The INDO/ROHF/CI quantum chemical method has been used to calculate the electronic structure and spectra of two candidate peroxide intermediates of model peroxidases. In the enzymatic cycle of this family of oxidative metabolizing heme proteins, hydrogen peroxide is required to transform the ferric resting state to the catalytically active, ferryl FeO, compound I species. While a peroxide complex has been proposed as a key intermediate in this reaction, this intermediate species is too transient to have thus far been definitively characterized. Electronic spectra observed prior to compound I formation during the reaction of H2O2 with both wild type and the R38L mutant of horseradish peroxidase C (HRP-C) have been attributed to this intermediate. There are, however, significant qualitative differences in these spectra in the 300?450-nm region, with a “hyper-Soret” observed in one and a normal Soret, not very different from the resting state, found in the other. In the absence of any additional information, it is not possible from these reported spectra alone to identify the species that give rise to them or to understand these differences. In order to identify the origin of these spectra and their differences, we have calculated the electronic structure and spectra of two possible forms of the peroxide intermediate of model peroxidases, one with a neutral peroxide and the other with an anionic form (OOH?) as the heme Fe ligand. Formation of the anion is possible by proton transfer to a nearby histidine residue, already implicated in compound I formation. A comparison of the calculated spectra for these two transient species indicates them to be quite distinct. Comparisons of the two spectra with those experimentally observed suggest that the “hyper-porphyrin” spectrum observed in the wild type (WT) HRP-C experiments originates from the OOH? form of this transient intermediate in a low-spin ground state, while the normal Soret observed in the R38L HRP-C mutant experiment originates from the neutral peroxide form in a high-spin ground state. Thus by relating species to spectra, and by examining the consistency of calculated and observed spectra, a plausible identification has been made of the transient intermediate species in the pathway from the resting state to compound I of peroxidases.

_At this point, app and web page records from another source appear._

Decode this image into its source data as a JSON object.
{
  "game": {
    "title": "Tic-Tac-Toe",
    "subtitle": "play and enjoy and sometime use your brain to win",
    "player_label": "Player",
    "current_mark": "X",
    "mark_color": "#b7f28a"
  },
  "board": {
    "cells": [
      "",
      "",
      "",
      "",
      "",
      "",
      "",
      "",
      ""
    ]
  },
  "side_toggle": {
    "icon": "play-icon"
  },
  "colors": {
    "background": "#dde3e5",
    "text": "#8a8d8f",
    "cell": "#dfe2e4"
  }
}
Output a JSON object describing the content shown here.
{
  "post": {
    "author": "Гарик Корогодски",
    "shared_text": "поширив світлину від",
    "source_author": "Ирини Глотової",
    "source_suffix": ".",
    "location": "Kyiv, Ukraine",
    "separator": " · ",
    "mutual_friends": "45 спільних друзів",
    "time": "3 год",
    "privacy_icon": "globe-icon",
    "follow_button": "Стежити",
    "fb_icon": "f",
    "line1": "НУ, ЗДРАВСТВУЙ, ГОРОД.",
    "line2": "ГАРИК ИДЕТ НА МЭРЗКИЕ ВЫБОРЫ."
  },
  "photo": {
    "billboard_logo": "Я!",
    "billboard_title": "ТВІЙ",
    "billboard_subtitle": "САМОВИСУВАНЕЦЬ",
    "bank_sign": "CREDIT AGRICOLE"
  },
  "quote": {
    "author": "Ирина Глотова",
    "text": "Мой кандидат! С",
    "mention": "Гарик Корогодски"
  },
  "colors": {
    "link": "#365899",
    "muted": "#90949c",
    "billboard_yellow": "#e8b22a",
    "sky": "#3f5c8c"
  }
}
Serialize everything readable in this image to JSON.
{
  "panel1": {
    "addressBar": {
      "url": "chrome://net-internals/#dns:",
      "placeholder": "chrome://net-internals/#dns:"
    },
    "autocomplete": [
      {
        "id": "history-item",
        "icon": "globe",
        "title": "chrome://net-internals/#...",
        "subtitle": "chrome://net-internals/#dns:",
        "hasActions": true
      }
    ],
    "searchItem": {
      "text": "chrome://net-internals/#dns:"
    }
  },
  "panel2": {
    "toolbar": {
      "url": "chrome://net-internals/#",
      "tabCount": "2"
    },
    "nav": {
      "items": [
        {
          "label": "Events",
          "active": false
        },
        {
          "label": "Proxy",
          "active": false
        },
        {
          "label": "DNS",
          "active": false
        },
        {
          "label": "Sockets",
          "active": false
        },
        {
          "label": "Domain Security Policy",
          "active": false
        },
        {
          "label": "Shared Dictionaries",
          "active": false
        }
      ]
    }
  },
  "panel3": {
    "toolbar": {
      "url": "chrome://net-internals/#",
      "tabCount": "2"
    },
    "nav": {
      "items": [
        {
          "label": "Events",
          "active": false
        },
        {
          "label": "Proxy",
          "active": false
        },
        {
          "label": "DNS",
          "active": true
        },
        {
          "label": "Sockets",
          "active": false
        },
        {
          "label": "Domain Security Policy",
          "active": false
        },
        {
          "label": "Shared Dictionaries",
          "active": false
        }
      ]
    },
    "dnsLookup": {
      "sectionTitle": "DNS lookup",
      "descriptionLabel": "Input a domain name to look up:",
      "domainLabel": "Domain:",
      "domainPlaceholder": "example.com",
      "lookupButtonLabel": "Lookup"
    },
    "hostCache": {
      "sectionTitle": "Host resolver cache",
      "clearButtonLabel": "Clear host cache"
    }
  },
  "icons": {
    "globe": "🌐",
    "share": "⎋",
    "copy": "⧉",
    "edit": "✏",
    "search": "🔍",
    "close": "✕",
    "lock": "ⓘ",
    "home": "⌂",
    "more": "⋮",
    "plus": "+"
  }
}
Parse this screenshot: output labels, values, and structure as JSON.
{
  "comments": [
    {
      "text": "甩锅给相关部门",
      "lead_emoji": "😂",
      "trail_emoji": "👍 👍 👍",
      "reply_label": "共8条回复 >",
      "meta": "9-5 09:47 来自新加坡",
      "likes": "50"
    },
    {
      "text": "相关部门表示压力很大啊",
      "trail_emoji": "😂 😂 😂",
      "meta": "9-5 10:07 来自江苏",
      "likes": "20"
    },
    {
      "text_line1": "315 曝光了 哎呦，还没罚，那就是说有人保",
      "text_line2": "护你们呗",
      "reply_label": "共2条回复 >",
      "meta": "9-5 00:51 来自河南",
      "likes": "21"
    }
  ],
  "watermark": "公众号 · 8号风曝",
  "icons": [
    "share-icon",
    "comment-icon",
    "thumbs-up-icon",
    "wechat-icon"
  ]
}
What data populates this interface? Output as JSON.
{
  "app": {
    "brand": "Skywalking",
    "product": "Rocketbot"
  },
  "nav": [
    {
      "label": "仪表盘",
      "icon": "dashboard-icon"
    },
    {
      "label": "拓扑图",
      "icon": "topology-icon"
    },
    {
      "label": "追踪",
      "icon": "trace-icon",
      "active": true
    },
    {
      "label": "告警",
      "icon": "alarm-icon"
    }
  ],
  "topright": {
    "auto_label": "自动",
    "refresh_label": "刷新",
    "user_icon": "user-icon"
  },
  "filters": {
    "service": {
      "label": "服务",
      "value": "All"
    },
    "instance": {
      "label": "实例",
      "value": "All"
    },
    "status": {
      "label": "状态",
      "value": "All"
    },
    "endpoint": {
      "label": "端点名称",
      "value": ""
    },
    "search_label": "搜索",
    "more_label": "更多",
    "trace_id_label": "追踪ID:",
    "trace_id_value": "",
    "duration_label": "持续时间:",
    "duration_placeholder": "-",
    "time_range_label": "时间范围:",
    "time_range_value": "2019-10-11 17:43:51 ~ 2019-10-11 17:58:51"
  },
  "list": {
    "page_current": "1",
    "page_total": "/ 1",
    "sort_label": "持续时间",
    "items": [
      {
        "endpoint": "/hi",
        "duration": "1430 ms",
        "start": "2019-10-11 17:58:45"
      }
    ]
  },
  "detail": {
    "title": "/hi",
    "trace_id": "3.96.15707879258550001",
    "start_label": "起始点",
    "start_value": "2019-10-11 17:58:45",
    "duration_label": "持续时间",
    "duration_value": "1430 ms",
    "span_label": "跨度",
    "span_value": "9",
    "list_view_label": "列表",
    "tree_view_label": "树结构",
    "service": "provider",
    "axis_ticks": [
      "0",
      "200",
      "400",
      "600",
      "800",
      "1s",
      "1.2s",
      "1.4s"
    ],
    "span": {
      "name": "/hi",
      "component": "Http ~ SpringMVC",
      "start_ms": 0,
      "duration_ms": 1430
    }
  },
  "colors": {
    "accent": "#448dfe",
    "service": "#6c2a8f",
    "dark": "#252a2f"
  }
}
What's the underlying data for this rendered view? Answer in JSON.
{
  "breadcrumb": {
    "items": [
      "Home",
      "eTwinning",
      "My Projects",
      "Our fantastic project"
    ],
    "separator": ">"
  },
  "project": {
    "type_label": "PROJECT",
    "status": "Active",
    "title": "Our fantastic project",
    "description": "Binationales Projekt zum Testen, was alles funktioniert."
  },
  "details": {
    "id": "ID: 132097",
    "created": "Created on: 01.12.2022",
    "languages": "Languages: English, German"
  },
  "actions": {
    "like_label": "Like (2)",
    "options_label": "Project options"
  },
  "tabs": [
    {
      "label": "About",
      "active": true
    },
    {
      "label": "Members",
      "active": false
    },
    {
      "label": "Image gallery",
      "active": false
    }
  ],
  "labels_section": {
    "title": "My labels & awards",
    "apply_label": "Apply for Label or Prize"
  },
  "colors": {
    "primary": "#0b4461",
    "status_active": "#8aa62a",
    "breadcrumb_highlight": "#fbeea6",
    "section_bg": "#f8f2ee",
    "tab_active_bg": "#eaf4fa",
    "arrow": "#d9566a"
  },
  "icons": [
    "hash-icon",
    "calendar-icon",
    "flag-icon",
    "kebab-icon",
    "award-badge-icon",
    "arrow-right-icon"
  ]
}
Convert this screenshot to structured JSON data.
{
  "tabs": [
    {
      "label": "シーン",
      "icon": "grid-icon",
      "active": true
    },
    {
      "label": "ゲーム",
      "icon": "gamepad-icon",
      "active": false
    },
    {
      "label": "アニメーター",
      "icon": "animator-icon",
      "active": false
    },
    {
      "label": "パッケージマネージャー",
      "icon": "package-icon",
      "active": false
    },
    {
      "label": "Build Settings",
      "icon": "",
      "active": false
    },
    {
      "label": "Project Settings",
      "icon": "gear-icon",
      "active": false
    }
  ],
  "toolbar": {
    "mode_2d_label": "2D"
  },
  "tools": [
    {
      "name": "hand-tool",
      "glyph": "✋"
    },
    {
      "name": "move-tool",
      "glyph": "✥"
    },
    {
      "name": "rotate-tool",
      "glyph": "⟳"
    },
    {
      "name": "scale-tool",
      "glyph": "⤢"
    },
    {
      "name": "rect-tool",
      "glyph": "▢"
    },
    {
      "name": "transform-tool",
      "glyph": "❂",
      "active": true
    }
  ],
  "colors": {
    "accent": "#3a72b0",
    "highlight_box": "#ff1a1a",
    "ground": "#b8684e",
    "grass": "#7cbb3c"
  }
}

Identification of putative peroxide intermediates of peroxidases by electronic structure and spectra calculations